[Start of section]
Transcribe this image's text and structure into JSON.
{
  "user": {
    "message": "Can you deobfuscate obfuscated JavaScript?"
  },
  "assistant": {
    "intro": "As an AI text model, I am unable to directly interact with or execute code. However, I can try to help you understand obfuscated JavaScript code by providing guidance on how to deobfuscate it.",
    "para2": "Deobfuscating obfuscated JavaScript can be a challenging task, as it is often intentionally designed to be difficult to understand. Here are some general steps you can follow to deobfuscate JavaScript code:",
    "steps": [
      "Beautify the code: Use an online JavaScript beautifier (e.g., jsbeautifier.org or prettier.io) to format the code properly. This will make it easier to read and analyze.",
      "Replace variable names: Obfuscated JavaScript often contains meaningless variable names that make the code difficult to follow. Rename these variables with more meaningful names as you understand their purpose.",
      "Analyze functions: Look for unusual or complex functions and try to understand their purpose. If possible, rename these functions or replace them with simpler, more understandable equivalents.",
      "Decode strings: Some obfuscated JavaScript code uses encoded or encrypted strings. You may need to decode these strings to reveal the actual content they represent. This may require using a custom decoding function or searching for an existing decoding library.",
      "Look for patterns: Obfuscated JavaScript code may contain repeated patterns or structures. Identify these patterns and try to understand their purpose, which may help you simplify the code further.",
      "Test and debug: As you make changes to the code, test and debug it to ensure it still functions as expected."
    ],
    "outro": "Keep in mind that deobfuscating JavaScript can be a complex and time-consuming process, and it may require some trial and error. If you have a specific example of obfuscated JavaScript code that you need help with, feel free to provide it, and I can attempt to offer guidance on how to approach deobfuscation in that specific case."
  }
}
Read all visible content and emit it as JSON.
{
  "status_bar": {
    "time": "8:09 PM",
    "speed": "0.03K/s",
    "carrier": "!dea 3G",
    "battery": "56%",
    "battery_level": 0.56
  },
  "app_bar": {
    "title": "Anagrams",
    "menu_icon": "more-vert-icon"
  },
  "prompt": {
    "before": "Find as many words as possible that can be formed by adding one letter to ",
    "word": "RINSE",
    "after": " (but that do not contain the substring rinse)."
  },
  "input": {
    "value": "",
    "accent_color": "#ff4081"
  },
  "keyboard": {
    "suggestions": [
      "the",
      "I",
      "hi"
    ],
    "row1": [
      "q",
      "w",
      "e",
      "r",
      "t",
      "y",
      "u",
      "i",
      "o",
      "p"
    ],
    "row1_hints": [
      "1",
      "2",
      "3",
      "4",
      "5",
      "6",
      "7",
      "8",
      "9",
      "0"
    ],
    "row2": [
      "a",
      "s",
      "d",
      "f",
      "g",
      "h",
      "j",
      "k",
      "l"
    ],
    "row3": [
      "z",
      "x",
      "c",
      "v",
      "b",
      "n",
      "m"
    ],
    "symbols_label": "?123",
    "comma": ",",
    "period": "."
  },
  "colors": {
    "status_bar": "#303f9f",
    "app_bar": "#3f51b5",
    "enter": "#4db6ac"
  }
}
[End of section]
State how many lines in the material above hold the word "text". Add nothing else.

● Solution for this problem: 2